## Data records

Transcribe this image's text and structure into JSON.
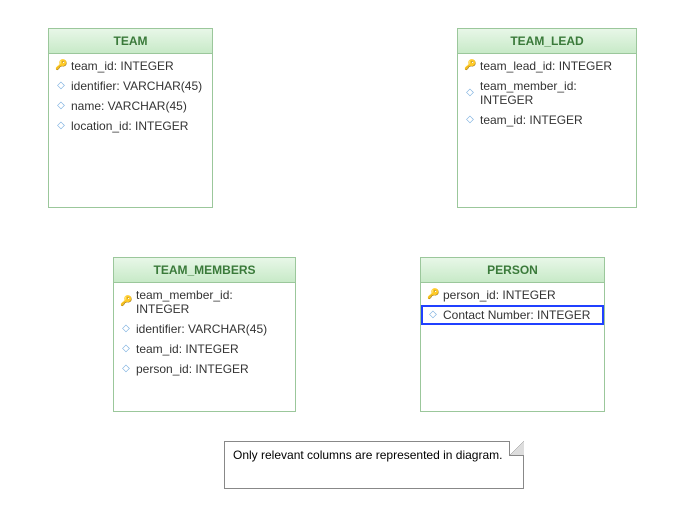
{
  "entities": {
    "team": {
      "title": "TEAM",
      "columns": [
        {
          "kind": "key",
          "label": "team_id: INTEGER"
        },
        {
          "kind": "col",
          "label": "identifier: VARCHAR(45)"
        },
        {
          "kind": "col",
          "label": "name: VARCHAR(45)"
        },
        {
          "kind": "col",
          "label": "location_id: INTEGER"
        }
      ]
    },
    "team_lead": {
      "title": "TEAM_LEAD",
      "columns": [
        {
          "kind": "key",
          "label": "team_lead_id: INTEGER"
        },
        {
          "kind": "col",
          "label": "team_member_id: INTEGER"
        },
        {
          "kind": "col",
          "label": "team_id: INTEGER"
        }
      ]
    },
    "team_members": {
      "title": "TEAM_MEMBERS",
      "columns": [
        {
          "kind": "key",
          "label": "team_member_id: INTEGER"
        },
        {
          "kind": "col",
          "label": "identifier: VARCHAR(45)"
        },
        {
          "kind": "col",
          "label": "team_id: INTEGER"
        },
        {
          "kind": "col",
          "label": "person_id: INTEGER"
        }
      ]
    },
    "person": {
      "title": "PERSON",
      "columns": [
        {
          "kind": "key",
          "label": "person_id: INTEGER"
        },
        {
          "kind": "col",
          "label": "Contact Number: INTEGER",
          "selected": true
        }
      ]
    }
  },
  "note": {
    "text": "Only relevant columns are represented in diagram."
  }
}
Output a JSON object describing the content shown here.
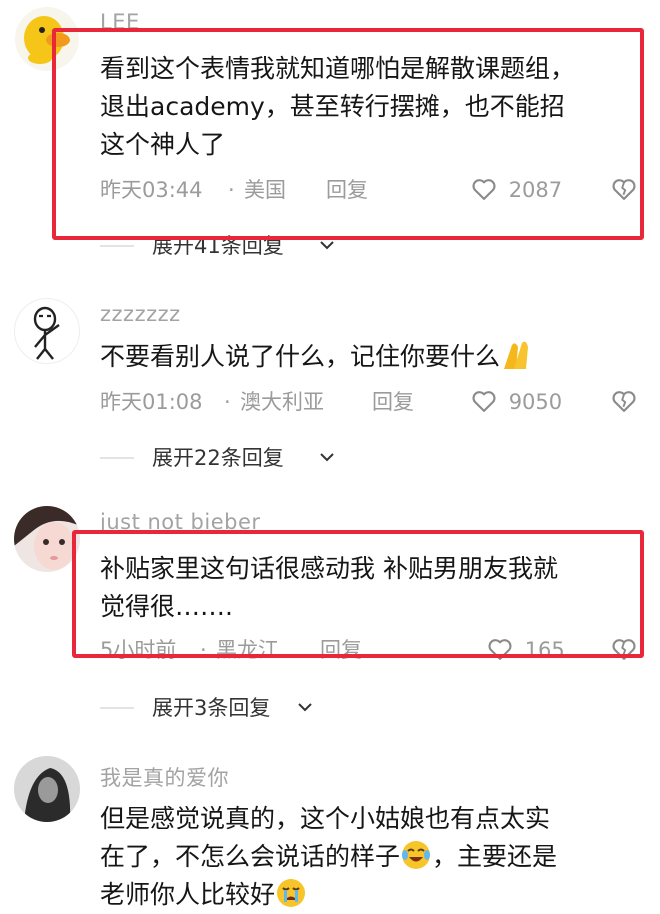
{
  "comments": [
    {
      "username": "LEE",
      "lines": [
        "看到这个表情我就知道哪怕是解散课题组，",
        "退出academy，甚至转行摆摊，也不能招",
        "这个神人了"
      ],
      "time": "昨天03:44",
      "location": "美国",
      "reply_label": "回复",
      "likes": "2087",
      "expand_label": "展开41条回复"
    },
    {
      "username": "zzzzzzz",
      "lines": [
        "不要看别人说了什么，记住你要什么"
      ],
      "time": "昨天01:08",
      "location": "澳大利亚",
      "reply_label": "回复",
      "likes": "9050",
      "expand_label": "展开22条回复"
    },
    {
      "username": "just not bieber",
      "lines": [
        "补贴家里这句话很感动我 补贴男朋友我就",
        "觉得很……."
      ],
      "time": "5小时前",
      "location": "黑龙江",
      "reply_label": "回复",
      "likes": "165",
      "expand_label": "展开3条回复"
    },
    {
      "username": "我是真的爱你",
      "lines": [
        "但是感觉说真的，这个小姑娘也有点太实",
        "在了，不怎么会说话的样子",
        "，主要还是",
        "老师你人比较好"
      ]
    }
  ],
  "separator": "·",
  "colors": {
    "highlight_box": "#e8283a",
    "meta_text": "#9b9b9b",
    "body_text": "#161616"
  },
  "icons": [
    "avatar-duck",
    "avatar-stickman",
    "avatar-girl",
    "avatar-dark",
    "heart-icon",
    "broken-heart-icon",
    "chevron-down-icon",
    "clapping-hands-emoji",
    "laughing-crying-emoji",
    "crying-emoji"
  ]
}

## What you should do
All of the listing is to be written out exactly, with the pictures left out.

## Task response
Transcribe this image's text and structure into JSON.
{
  "entities": {
    "team": {
      "title": "TEAM",
      "columns": [
        {
          "kind": "key",
          "label": "team_id: INTEGER"
        },
        {
          "kind": "col",
          "label": "identifier: VARCHAR(45)"
        },
        {
          "kind": "col",
          "label": "name: VARCHAR(45)"
        },
        {
          "kind": "col",
          "label": "location_id: INTEGER"
        }
      ]
    },
    "team_lead": {
      "title": "TEAM_LEAD",
      "columns": [
        {
          "kind": "key",
          "label": "team_lead_id: INTEGER"
        },
        {
          "kind": "col",
          "label": "team_member_id: INTEGER"
        },
        {
          "kind": "col",
          "label": "team_id: INTEGER"
        }
      ]
    },
    "team_members": {
      "title": "TEAM_MEMBERS",
      "columns": [
        {
          "kind": "key",
          "label": "team_member_id: INTEGER"
        },
        {
          "kind": "col",
          "label": "identifier: VARCHAR(45)"
        },
        {
          "kind": "col",
          "label": "team_id: INTEGER"
        },
        {
          "kind": "col",
          "label": "person_id: INTEGER"
        }
      ]
    },
    "person": {
      "title": "PERSON",
      "columns": [
        {
          "kind": "key",
          "label": "person_id: INTEGER"
        },
        {
          "kind": "col",
          "label": "Contact Number: INTEGER",
          "selected": true
        }
      ]
    }
  },
  "note": {
    "text": "Only relevant columns are represented in diagram."
  }
}
Output a JSON object describing the content shown here.
{
  "comments": [
    {
      "username": "LEE",
      "lines": [
        "看到这个表情我就知道哪怕是解散课题组，",
        "退出academy，甚至转行摆摊，也不能招",
        "这个神人了"
      ],
      "time": "昨天03:44",
      "location": "美国",
      "reply_label": "回复",
      "likes": "2087",
      "expand_label": "展开41条回复"
    },
    {
      "username": "zzzzzzz",
      "lines": [
        "不要看别人说了什么，记住你要什么"
      ],
      "time": "昨天01:08",
      "location": "澳大利亚",
      "reply_label": "回复",
      "likes": "9050",
      "expand_label": "展开22条回复"
    },
    {
      "username": "just not bieber",
      "lines": [
        "补贴家里这句话很感动我 补贴男朋友我就",
        "觉得很……."
      ],
      "time": "5小时前",
      "location": "黑龙江",
      "reply_label": "回复",
      "likes": "165",
      "expand_label": "展开3条回复"
    },
    {
      "username": "我是真的爱你",
      "lines": [
        "但是感觉说真的，这个小姑娘也有点太实",
        "在了，不怎么会说话的样子",
        "，主要还是",
        "老师你人比较好"
      ]
    }
  ],
  "separator": "·",
  "colors": {
    "highlight_box": "#e8283a",
    "meta_text": "#9b9b9b",
    "body_text": "#161616"
  },
  "icons": [
    "avatar-duck",
    "avatar-stickman",
    "avatar-girl",
    "avatar-dark",
    "heart-icon",
    "broken-heart-icon",
    "chevron-down-icon",
    "clapping-hands-emoji",
    "laughing-crying-emoji",
    "crying-emoji"
  ]
}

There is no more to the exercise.